Mechanism explains complications associated with diabetes

Jun 23, 2010

New research uncovers a molecular mechanism that links diabetes with an increased risk of cardiovascular problems and sudden cardiac death. The study, published by Cell Press in the June 24 issue of the journal Neuron, finds that high blood sugar prevents vital communication between the brain and the autonomic nervous system, which controls many involuntary activities in the body.

"Diseases, such as diabetes, that disturb the function of the cause a wide range of abnormalities that include poor control of blood pressure, cardiac arrhythmias, and digestive problems," explains senior study author Dr. Ellis Cooper from McGill University in Montreal. "In most people with diabetes, the malfunction of the autonomic nervous system adversely affects their quality of life and shortens life expectancy."

To investigate why the autonomic nervous system malfunctions in diabetics, Dr. Cooper and colleagues examined the transmission of electrical signals from the brain to autonomic neurons. The brain communicates with autonomic neurons at synapses, a small gap between two where electrical signals from one nerve cell are sent to the next by chemical neurotransmitters. "In healthy individuals, synaptic transmission in the autonomic nervous system is strong and stable; however, if synapses on these neurons malfunction due to some disease process, the link between the nervous system and the periphery becomes disrupted," says Dr. Cooper.

Using a mouse model of diabetes, the researchers discovered that elevates reactive oxygen species in autonomic neurons and causes a disruption in synaptic transmission between the brain and the autonomic neurons. The researchers went on to show that this elevation in reactive oxygen species inactivates the neurotransmitter receptors at these synapses causing synaptic transmission to fail.

"Our work provides a new explanation for diabetic-induced disruptions of the autonomic ," concludes Dr. Cooper. "We show that an early step leading to autonomic abnormalities in diabetes is a depression in synaptic transmission triggered by events downstream of high blood sugar and reactive oxygen species. This synaptic depression is apparent as early as 1 week after the onset of diabetes and becomes more severe over time."

Explore further: Imaging study reveals white-matter deficits in users of codeine-containing cough syrups

More information: Campanucci et al.: “Report: Diabetes Depresses Synaptic Transmission in Sympathetic Ganglia by Inactivating nAChRs through a Conserved Intracellular Cysteine Residue.” Publishing in Neuron 66, 827-834, June 24, 2010. DOI:10.1016/j.neuron.2010.06.010

add to favorites email to friend print save as pdf

Related Stories

The APCs of nerve cell function

Jun 16, 2008
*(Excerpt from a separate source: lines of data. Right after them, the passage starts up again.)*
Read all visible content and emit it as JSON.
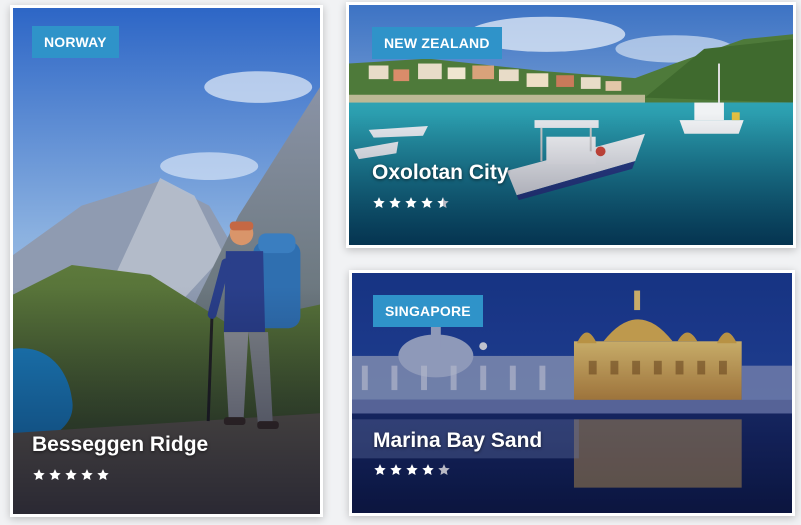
{
  "cards": [
    {
      "country": "NORWAY",
      "title": "Besseggen Ridge",
      "rating": 5
    },
    {
      "country": "NEW ZEALAND",
      "title": "Oxolotan City",
      "rating": 4.5
    },
    {
      "country": "SINGAPORE",
      "title": "Marina Bay Sand",
      "rating": 4
    }
  ],
  "colors": {
    "badge": "#2f93c9",
    "star": "#ffffff",
    "star_empty": "#b9b9c4"
  }
}
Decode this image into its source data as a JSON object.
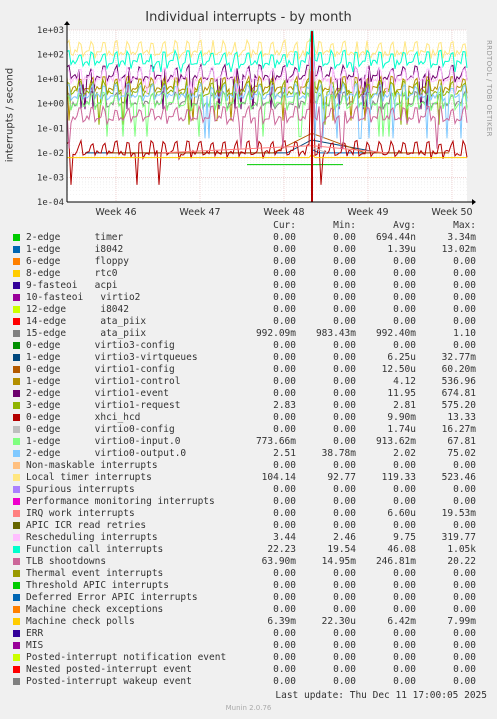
{
  "header": {
    "title": "Individual interrupts - by month",
    "side_text": "RRDTOOL / TOBI OETIKER",
    "footer_update": "Last update: Thu Dec 11 17:00:05 2025",
    "footer_munin": "Munin 2.0.76"
  },
  "chart_data": {
    "type": "line",
    "title": "Individual interrupts - by month",
    "ylabel": "interrupts / second",
    "yscale": "log",
    "ylim": [
      0.0001,
      1000
    ],
    "yticks": [
      "1e-04",
      "1e-03",
      "1e-02",
      "1e-01",
      "1e+00",
      "1e+01",
      "1e+02",
      "1e+03"
    ],
    "xticks": [
      "Week 46",
      "Week 47",
      "Week 48",
      "Week 49",
      "Week 50"
    ],
    "grid": true,
    "columns": [
      "Cur:",
      "Min:",
      "Avg:",
      "Max:"
    ],
    "series": [
      {
        "name": "2-edge      timer",
        "color": "#00cc00",
        "cur": "0.00",
        "min": "0.00",
        "avg": "694.44n",
        "max": "3.34m"
      },
      {
        "name": "1-edge      i8042",
        "color": "#0066b3",
        "cur": "0.00",
        "min": "0.00",
        "avg": "1.39u",
        "max": "13.02m"
      },
      {
        "name": "6-edge      floppy",
        "color": "#ff8000",
        "cur": "0.00",
        "min": "0.00",
        "avg": "0.00",
        "max": "0.00"
      },
      {
        "name": "8-edge      rtc0",
        "color": "#ffcc00",
        "cur": "0.00",
        "min": "0.00",
        "avg": "0.00",
        "max": "0.00"
      },
      {
        "name": "9-fasteoi   acpi",
        "color": "#330099",
        "cur": "0.00",
        "min": "0.00",
        "avg": "0.00",
        "max": "0.00"
      },
      {
        "name": "10-fasteoi   virtio2",
        "color": "#990099",
        "cur": "0.00",
        "min": "0.00",
        "avg": "0.00",
        "max": "0.00"
      },
      {
        "name": "12-edge      i8042",
        "color": "#ccff00",
        "cur": "0.00",
        "min": "0.00",
        "avg": "0.00",
        "max": "0.00"
      },
      {
        "name": "14-edge      ata_piix",
        "color": "#ff0000",
        "cur": "0.00",
        "min": "0.00",
        "avg": "0.00",
        "max": "0.00"
      },
      {
        "name": "15-edge      ata_piix",
        "color": "#808080",
        "cur": "992.09m",
        "min": "983.43m",
        "avg": "992.40m",
        "max": "1.10"
      },
      {
        "name": "0-edge      virtio3-config",
        "color": "#008f00",
        "cur": "0.00",
        "min": "0.00",
        "avg": "0.00",
        "max": "0.00"
      },
      {
        "name": "1-edge      virtio3-virtqueues",
        "color": "#00487d",
        "cur": "0.00",
        "min": "0.00",
        "avg": "6.25u",
        "max": "32.77m"
      },
      {
        "name": "0-edge      virtio1-config",
        "color": "#b35a00",
        "cur": "0.00",
        "min": "0.00",
        "avg": "12.50u",
        "max": "60.20m"
      },
      {
        "name": "1-edge      virtio1-control",
        "color": "#b38f00",
        "cur": "0.00",
        "min": "0.00",
        "avg": "4.12",
        "max": "536.96"
      },
      {
        "name": "2-edge      virtio1-event",
        "color": "#6b006b",
        "cur": "0.00",
        "min": "0.00",
        "avg": "11.95",
        "max": "674.81"
      },
      {
        "name": "3-edge      virtio1-request",
        "color": "#8fb300",
        "cur": "2.83",
        "min": "0.00",
        "avg": "2.81",
        "max": "575.20"
      },
      {
        "name": "0-edge      xhci_hcd",
        "color": "#b30000",
        "cur": "0.00",
        "min": "0.00",
        "avg": "9.90m",
        "max": "13.33"
      },
      {
        "name": "0-edge      virtio0-config",
        "color": "#bebebe",
        "cur": "0.00",
        "min": "0.00",
        "avg": "1.74u",
        "max": "16.27m"
      },
      {
        "name": "1-edge      virtio0-input.0",
        "color": "#80ff80",
        "cur": "773.66m",
        "min": "0.00",
        "avg": "913.62m",
        "max": "67.81"
      },
      {
        "name": "2-edge      virtio0-output.0",
        "color": "#80c9ff",
        "cur": "2.51",
        "min": "38.78m",
        "avg": "2.02",
        "max": "75.02"
      },
      {
        "name": "Non-maskable interrupts",
        "color": "#ffc080",
        "cur": "0.00",
        "min": "0.00",
        "avg": "0.00",
        "max": "0.00"
      },
      {
        "name": "Local timer interrupts",
        "color": "#ffe680",
        "cur": "104.14",
        "min": "92.77",
        "avg": "119.33",
        "max": "523.46"
      },
      {
        "name": "Spurious interrupts",
        "color": "#aa80ff",
        "cur": "0.00",
        "min": "0.00",
        "avg": "0.00",
        "max": "0.00"
      },
      {
        "name": "Performance monitoring interrupts",
        "color": "#ee00cc",
        "cur": "0.00",
        "min": "0.00",
        "avg": "0.00",
        "max": "0.00"
      },
      {
        "name": "IRQ work interrupts",
        "color": "#ff8080",
        "cur": "0.00",
        "min": "0.00",
        "avg": "6.60u",
        "max": "19.53m"
      },
      {
        "name": "APIC ICR read retries",
        "color": "#666600",
        "cur": "0.00",
        "min": "0.00",
        "avg": "0.00",
        "max": "0.00"
      },
      {
        "name": "Rescheduling interrupts",
        "color": "#ffbfff",
        "cur": "3.44",
        "min": "2.46",
        "avg": "9.75",
        "max": "319.77"
      },
      {
        "name": "Function call interrupts",
        "color": "#00ffcc",
        "cur": "22.23",
        "min": "19.54",
        "avg": "46.08",
        "max": "1.05k"
      },
      {
        "name": "TLB shootdowns",
        "color": "#cc6699",
        "cur": "63.90m",
        "min": "14.95m",
        "avg": "246.81m",
        "max": "20.22"
      },
      {
        "name": "Thermal event interrupts",
        "color": "#999900",
        "cur": "0.00",
        "min": "0.00",
        "avg": "0.00",
        "max": "0.00"
      },
      {
        "name": "Threshold APIC interrupts",
        "color": "#00cc00",
        "cur": "0.00",
        "min": "0.00",
        "avg": "0.00",
        "max": "0.00"
      },
      {
        "name": "Deferred Error APIC interrupts",
        "color": "#0066b3",
        "cur": "0.00",
        "min": "0.00",
        "avg": "0.00",
        "max": "0.00"
      },
      {
        "name": "Machine check exceptions",
        "color": "#ff8000",
        "cur": "0.00",
        "min": "0.00",
        "avg": "0.00",
        "max": "0.00"
      },
      {
        "name": "Machine check polls",
        "color": "#ffcc00",
        "cur": "6.39m",
        "min": "22.30u",
        "avg": "6.42m",
        "max": "7.99m"
      },
      {
        "name": "ERR",
        "color": "#330099",
        "cur": "0.00",
        "min": "0.00",
        "avg": "0.00",
        "max": "0.00"
      },
      {
        "name": "MIS",
        "color": "#990099",
        "cur": "0.00",
        "min": "0.00",
        "avg": "0.00",
        "max": "0.00"
      },
      {
        "name": "Posted-interrupt notification event",
        "color": "#ccff00",
        "cur": "0.00",
        "min": "0.00",
        "avg": "0.00",
        "max": "0.00"
      },
      {
        "name": "Nested posted-interrupt event",
        "color": "#ff0000",
        "cur": "0.00",
        "min": "0.00",
        "avg": "0.00",
        "max": "0.00"
      },
      {
        "name": "Posted-interrupt wakeup event",
        "color": "#808080",
        "cur": "0.00",
        "min": "0.00",
        "avg": "0.00",
        "max": "0.00"
      }
    ]
  }
}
Rapid information processing in the nervous system requires synapses, specialized contact sites between nerve cells and their targets. One particular synapse type, cholinergic, uses the chemical transmitter acetylcholine ...

Premenstrual symptoms getting on your nerves?

Dec 20, 2007

For some women premenstrual syndrome (PMS) is a minor monthly annoyance, but for others, more severe symptoms seriously disrupt their lives. However despite the number of women affected, science has yet to offer a full explanation ...

UU Research Pushing Back the Frontiers of Space

Dec 04, 2004

Cutting edge research at the University of Ulster into how to make complex computers and communications systems manage themselves could power the next generation of US space probes, it was revealed today. Roy Sterritt, fro ...

Zinc plays important role in brain circuitry

Nov 22, 2006

To the multitude of substances that regulate neuronal signaling in the brain and spinal cord add a new key player: zinc. By engineering a mouse with a mutation affecting a neuronal zinc target, researchers have demonstrated ...

Recommended for you

Common infections tied to some stroke risk in kids

12 hours ago

A new study suggests that colds and other minor infections may temporarily increase stroke risk in children. The study found that the risk of stroke was increased only within a three-day period between a ...

Celebrities in 'Ice Bucket Challenge' to fight disease

23 hours ago

Steven Spielberg, Justin Bieber and Bill Gates are among many celebrities pouring buckets of ice water over their heads and donating to fight Lou Gehrig's disease, in a fundraising effort that has gone viral.

Study helps explain why elderly have trouble sleeping

Aug 20, 2014

As people grow older, they often have difficulty falling asleep and staying asleep, and tend to awaken too early in the morning. In individuals with Alzheimer's disease, this common and troubling symptom ...

Targeted brain training may help you multitask better

Aug 20, 2014

The area of the brain involved in multitasking and ways to train it have been identified by a research team at the IUGM Institut universitaire de gériatrie de Montréal and the University of Montreal.

User comments : 1

Adjust slider to filter visible comments by rank

Display comments: newest first

lisasusan23
not rated yet Jun 24, 2010

Major brands always give out their popular brand samples (in a way it is similar to coupons) I alway use qualityhealth to get mine http://bit.ly/bhZA0u enjoy your free samples